REQUIRED ACTION: The task calls for each line of the records below in which the word "flights" appears.

··· RECORDS FOR THE EXERCISE

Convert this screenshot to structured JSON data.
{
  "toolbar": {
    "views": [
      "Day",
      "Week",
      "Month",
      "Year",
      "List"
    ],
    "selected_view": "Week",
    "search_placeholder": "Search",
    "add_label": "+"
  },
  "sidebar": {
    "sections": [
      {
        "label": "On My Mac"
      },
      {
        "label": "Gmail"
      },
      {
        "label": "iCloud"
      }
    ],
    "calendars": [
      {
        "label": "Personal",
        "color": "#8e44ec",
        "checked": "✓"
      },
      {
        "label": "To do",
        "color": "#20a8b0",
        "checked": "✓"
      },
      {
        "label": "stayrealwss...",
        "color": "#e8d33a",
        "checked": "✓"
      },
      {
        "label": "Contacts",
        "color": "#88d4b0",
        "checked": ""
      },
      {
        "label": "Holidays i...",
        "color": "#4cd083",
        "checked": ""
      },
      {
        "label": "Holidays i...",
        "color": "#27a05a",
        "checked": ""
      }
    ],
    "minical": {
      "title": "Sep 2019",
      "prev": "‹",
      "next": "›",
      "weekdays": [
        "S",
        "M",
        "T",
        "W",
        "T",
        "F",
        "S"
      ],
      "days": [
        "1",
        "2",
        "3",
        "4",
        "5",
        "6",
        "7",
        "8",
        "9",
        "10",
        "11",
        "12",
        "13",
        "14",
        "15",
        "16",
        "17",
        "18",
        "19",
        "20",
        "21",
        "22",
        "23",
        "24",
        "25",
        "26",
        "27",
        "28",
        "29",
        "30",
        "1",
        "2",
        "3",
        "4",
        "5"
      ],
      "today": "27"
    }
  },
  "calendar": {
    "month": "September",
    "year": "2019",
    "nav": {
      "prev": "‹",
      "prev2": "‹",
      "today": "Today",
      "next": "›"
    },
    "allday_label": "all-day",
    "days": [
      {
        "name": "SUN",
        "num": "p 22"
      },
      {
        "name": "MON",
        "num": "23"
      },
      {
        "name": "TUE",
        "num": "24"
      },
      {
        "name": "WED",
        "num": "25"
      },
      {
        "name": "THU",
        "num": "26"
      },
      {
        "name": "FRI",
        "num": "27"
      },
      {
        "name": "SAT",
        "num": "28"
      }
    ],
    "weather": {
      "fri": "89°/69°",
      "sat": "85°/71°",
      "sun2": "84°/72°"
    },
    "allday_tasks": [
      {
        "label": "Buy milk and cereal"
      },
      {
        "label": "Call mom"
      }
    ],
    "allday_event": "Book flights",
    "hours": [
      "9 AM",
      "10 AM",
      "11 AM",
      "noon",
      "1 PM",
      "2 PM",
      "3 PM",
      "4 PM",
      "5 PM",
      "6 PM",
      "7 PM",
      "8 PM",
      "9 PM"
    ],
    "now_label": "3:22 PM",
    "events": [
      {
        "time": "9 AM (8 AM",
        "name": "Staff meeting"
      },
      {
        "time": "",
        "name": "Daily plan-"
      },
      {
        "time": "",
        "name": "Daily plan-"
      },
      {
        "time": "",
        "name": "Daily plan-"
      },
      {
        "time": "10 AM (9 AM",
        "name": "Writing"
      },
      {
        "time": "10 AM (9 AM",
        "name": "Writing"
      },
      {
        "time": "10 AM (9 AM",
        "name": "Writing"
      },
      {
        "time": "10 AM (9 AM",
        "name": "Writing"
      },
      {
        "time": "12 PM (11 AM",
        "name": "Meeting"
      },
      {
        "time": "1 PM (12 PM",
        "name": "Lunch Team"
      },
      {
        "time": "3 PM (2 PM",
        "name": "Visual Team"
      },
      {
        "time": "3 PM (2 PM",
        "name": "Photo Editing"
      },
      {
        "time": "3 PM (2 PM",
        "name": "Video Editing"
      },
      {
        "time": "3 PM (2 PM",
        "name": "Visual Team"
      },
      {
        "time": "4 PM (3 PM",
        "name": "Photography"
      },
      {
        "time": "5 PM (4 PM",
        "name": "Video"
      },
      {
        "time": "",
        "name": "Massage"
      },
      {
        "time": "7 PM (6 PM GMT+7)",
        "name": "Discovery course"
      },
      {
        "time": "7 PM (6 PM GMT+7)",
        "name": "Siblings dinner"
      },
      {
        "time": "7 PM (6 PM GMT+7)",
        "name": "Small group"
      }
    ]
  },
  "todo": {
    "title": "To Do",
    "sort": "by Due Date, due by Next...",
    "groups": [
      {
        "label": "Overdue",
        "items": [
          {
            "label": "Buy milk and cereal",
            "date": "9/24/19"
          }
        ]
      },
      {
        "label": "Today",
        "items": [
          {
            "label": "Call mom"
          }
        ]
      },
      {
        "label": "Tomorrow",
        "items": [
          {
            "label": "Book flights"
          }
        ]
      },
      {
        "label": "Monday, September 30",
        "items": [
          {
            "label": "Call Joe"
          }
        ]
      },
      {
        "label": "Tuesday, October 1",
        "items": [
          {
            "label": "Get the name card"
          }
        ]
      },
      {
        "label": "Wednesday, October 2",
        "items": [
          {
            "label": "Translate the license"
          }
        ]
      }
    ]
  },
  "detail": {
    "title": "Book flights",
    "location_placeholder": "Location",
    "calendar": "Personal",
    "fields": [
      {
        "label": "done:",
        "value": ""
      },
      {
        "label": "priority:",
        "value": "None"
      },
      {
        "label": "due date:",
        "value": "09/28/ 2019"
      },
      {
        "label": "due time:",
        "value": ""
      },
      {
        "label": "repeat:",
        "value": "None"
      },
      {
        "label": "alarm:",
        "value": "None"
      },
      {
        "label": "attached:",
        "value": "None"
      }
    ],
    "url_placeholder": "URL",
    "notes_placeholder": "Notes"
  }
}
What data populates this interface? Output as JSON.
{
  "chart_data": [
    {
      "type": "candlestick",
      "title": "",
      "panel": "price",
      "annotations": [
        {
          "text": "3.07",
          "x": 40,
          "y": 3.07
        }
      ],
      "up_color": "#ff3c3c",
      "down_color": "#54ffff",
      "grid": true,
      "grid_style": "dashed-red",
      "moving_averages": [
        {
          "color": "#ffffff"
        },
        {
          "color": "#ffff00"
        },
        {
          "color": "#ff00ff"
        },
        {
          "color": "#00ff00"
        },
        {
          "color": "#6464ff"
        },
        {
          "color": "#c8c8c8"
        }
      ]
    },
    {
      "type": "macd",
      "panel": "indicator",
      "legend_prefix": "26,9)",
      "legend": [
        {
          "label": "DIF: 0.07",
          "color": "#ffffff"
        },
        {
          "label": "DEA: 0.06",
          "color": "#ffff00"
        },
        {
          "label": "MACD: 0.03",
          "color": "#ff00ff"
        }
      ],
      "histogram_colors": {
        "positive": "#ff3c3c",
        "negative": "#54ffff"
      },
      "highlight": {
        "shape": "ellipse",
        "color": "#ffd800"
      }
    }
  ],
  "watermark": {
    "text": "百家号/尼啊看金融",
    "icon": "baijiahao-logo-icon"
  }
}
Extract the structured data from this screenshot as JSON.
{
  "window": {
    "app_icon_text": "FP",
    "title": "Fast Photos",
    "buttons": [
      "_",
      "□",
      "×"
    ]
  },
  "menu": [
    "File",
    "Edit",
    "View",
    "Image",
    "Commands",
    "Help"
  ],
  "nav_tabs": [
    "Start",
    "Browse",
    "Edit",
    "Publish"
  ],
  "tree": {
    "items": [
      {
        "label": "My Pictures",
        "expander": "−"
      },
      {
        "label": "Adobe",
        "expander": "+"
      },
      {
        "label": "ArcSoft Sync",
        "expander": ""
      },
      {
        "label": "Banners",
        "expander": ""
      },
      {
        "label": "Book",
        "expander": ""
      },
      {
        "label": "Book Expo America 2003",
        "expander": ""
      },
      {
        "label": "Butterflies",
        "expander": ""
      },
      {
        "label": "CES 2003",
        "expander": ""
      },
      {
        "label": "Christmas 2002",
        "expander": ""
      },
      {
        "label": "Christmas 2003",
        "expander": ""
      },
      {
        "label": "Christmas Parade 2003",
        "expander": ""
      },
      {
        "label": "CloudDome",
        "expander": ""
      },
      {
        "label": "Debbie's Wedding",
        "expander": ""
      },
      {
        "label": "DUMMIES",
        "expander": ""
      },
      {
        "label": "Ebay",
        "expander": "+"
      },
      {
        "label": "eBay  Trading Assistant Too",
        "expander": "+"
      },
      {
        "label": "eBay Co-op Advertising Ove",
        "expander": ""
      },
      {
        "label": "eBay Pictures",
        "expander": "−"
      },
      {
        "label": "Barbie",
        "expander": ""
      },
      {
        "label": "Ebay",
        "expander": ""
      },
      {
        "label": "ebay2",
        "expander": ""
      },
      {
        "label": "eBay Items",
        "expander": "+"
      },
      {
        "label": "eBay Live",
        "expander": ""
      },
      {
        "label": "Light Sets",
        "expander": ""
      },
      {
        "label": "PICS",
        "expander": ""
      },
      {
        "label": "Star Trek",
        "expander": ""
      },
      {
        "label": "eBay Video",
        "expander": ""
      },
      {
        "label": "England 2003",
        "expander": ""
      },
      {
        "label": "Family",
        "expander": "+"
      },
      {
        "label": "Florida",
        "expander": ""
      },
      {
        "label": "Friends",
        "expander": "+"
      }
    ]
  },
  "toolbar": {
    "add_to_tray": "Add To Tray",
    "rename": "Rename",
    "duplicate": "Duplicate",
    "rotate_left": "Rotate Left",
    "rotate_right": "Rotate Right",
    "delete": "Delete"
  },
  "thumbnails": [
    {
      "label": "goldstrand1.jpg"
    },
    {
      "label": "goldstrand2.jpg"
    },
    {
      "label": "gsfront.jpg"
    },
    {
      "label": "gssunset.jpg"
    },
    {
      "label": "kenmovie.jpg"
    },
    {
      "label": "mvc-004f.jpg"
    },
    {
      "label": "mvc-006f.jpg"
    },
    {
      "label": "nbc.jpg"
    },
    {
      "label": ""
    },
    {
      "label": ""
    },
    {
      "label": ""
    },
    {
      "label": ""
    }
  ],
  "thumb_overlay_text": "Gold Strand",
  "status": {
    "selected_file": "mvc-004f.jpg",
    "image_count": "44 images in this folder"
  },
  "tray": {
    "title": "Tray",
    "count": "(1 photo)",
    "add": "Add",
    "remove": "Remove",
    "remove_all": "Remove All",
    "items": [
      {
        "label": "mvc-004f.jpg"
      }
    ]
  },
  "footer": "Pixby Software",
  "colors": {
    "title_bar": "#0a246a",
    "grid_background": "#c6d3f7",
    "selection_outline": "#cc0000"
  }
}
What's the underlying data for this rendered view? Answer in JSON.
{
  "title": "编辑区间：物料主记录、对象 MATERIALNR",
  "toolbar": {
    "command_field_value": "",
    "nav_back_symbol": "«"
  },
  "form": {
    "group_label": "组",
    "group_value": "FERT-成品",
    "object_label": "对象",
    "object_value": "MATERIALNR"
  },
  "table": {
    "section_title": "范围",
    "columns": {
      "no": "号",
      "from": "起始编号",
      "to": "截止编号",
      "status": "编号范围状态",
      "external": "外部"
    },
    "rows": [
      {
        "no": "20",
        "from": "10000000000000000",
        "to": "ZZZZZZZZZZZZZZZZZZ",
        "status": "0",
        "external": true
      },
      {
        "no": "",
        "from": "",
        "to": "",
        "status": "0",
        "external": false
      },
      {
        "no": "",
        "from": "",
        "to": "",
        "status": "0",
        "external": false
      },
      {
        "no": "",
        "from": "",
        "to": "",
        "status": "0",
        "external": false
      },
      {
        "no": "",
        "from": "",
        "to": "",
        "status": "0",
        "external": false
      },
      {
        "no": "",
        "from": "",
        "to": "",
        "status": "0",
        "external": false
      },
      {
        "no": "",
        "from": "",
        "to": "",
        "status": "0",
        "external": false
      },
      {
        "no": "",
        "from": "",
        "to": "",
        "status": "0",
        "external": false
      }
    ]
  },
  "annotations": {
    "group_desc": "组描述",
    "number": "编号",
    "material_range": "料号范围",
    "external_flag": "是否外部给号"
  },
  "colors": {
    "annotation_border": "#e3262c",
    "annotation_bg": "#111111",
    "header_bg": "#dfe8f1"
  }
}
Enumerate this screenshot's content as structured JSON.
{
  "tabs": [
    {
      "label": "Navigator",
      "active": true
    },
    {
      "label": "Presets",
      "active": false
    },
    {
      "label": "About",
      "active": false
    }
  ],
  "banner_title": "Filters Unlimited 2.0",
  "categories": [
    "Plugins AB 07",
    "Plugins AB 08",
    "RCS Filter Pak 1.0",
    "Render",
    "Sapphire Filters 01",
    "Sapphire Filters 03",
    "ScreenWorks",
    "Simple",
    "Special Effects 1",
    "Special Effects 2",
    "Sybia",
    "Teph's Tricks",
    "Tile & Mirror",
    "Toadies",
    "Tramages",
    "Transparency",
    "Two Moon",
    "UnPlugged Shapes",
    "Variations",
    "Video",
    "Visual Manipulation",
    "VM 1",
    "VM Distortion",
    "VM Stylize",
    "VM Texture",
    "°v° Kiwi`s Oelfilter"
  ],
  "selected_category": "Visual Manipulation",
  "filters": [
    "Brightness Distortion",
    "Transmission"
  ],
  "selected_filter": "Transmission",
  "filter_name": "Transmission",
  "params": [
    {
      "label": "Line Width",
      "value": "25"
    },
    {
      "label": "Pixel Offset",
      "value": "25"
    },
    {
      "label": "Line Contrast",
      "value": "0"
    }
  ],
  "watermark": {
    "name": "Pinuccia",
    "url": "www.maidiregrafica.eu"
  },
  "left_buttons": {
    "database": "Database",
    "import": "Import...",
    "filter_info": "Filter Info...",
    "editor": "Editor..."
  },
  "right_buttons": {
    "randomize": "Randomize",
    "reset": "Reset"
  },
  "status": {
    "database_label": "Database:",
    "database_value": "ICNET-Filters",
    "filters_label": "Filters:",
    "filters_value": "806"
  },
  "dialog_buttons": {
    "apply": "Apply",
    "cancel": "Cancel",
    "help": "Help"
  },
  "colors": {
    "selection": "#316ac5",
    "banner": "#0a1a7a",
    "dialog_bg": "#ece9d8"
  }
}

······

RESULT FOR THIS EXERCISE:
    "allday_event": "Book flights",
            "label": "Book flights"
    "title": "Book flights",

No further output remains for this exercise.